In answer to the public participants, and the Executive Members questions, officers confirmed that:

·        The Assistant Director’s portfolio now included inclusion, and she was considering the staffing structure, which already consisted of an Access Officer and a small team supporting migrant communities.

·        The Access Officer was currently focused on the access arrangements to the city centre for Blue Badge holders.

·        Work would continue with the University of York to address the need for human rights and equality impact assessments, and to ensure human rights training was embedded across the council.

·        A Community Voices project review would be undertaken, to ensure people with hidden or marginalised voices were heard.

·        York was also a city of sanctuary, and as part of a range of good work outlined, officers worked closely with partners to welcome people from the Ukraine, as well as those seeking asylum.

·        The Human Rights & Equalities Board review would be open to cross party participation once the Terms of Reference were agreed.


The Executive Member welcomed the representations made by the York Travellers Trust and he asked the Director to inquire if the appropriate officers were considering them.
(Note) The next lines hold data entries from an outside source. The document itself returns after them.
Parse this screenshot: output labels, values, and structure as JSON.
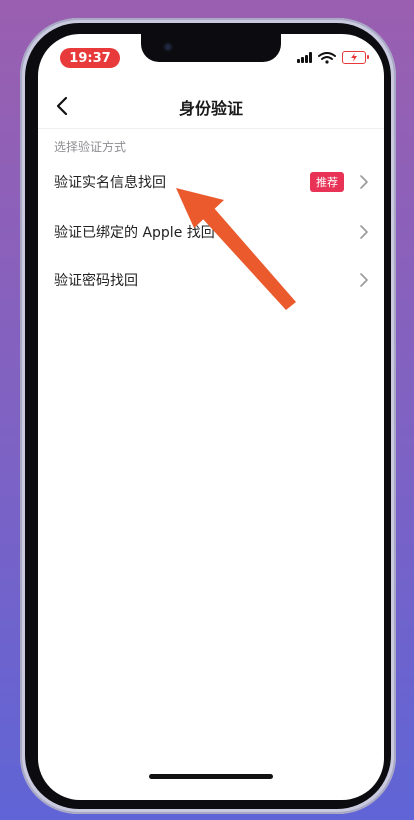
{
  "status_bar": {
    "time": "19:37"
  },
  "nav": {
    "title": "身份验证"
  },
  "section_label": "选择验证方式",
  "options": [
    {
      "label": "验证实名信息找回",
      "badge": "推荐"
    },
    {
      "label": "验证已绑定的 Apple 找回"
    },
    {
      "label": "验证密码找回"
    }
  ],
  "colors": {
    "accent_red": "#e83a3a",
    "badge_red": "#e83356",
    "annotation_arrow": "#ea5a2d"
  },
  "icons": {
    "back": "chevron-left-icon",
    "row_chevron": "chevron-right-icon",
    "signal": "cellular-signal-icon",
    "wifi": "wifi-icon",
    "battery": "battery-charging-icon"
  }
}
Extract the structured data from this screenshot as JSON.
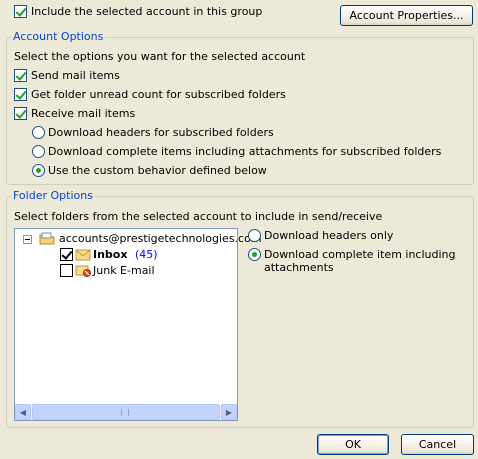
{
  "top": {
    "include_label": "Include the selected account in this group",
    "include_checked": true,
    "account_properties_button": "Account Properties..."
  },
  "account_options": {
    "legend": "Account Options",
    "description": "Select the options you want for the selected account",
    "send_mail": {
      "label": "Send mail items",
      "checked": true
    },
    "folder_unread": {
      "label": "Get folder unread count for subscribed folders",
      "checked": true
    },
    "receive_mail": {
      "label": "Receive mail items",
      "checked": true
    },
    "radios": [
      {
        "label": "Download headers for subscribed folders",
        "selected": false
      },
      {
        "label": "Download complete items including attachments for subscribed folders",
        "selected": false
      },
      {
        "label": "Use the custom behavior defined below",
        "selected": true
      }
    ]
  },
  "folder_options": {
    "legend": "Folder Options",
    "description": "Select folders from the selected account to include in send/receive",
    "tree": {
      "account": "accounts@prestigetechnologies.com",
      "inbox": {
        "label": "Inbox",
        "count": "(45)",
        "checked": true
      },
      "junk": {
        "label": "Junk E-mail",
        "checked": false
      }
    },
    "radios": [
      {
        "label": "Download headers only",
        "selected": false
      },
      {
        "label_line1": "Download complete item including",
        "label_line2": "attachments",
        "selected": true
      }
    ]
  },
  "footer": {
    "ok": "OK",
    "cancel": "Cancel"
  }
}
He also confirmed that he had attended the Local Government Association (LGA) Conference in Harrogate on behalf of a colleague at extremely short notice and that was the reason for no notes, the LGA had also confirmed that the event was not recorded. 


The Executive Member thanked all, particularly the YHRCN, for their commitment to champion human rights across the city and he noted that the declaration stated that it marked an ambition, not a destination, and as such work on the human rights agenda should be ongoing at pace, with human rights and equalities at the heart of policy and decision making in the city.


Resolved: That it be agreed to:


·        Re-commit to the declaration made in 2017 to become a Human Rights City, recognising that this marked an ambition and was a significant step on a journey, and putting those rights at the heart of decision making;

·        Commit to moving forward in agreement with York Human Rights City Network (YHRCN) with a refreshed structure for the Human Rights and Equalities Board produced by a joint task group;

·        Facilitate in partnership an annual or bi-annual national Human Rights City conference;

·        Implement the council’s responsibilities within the Action Plan (Annex A to the report) and any agreed priority items in the annual indicator report including:

o   Work with the YHRCN and the University of York to develop and deliver Human Rights training to City of York Council’s (CYC) leadership team, managers, and staff.

o   Commit to planned meetings between the YHRCN Executive, senior members, and officers to discuss progress with the human rights agenda.

o   Agree to work alongside YHRCN to review the ‘Community Voices’ project to ensure that it meets its original objective to work with the most marginalised.



·        Regular public reporting back through the Executive Member Decision Sessions.


Reason: To reaffirm City of York Council’s commitment to being a Human Rights City.







Cllr Smalley, Executive Member

[The meeting started at 10.00 am and finished at 10.39 am].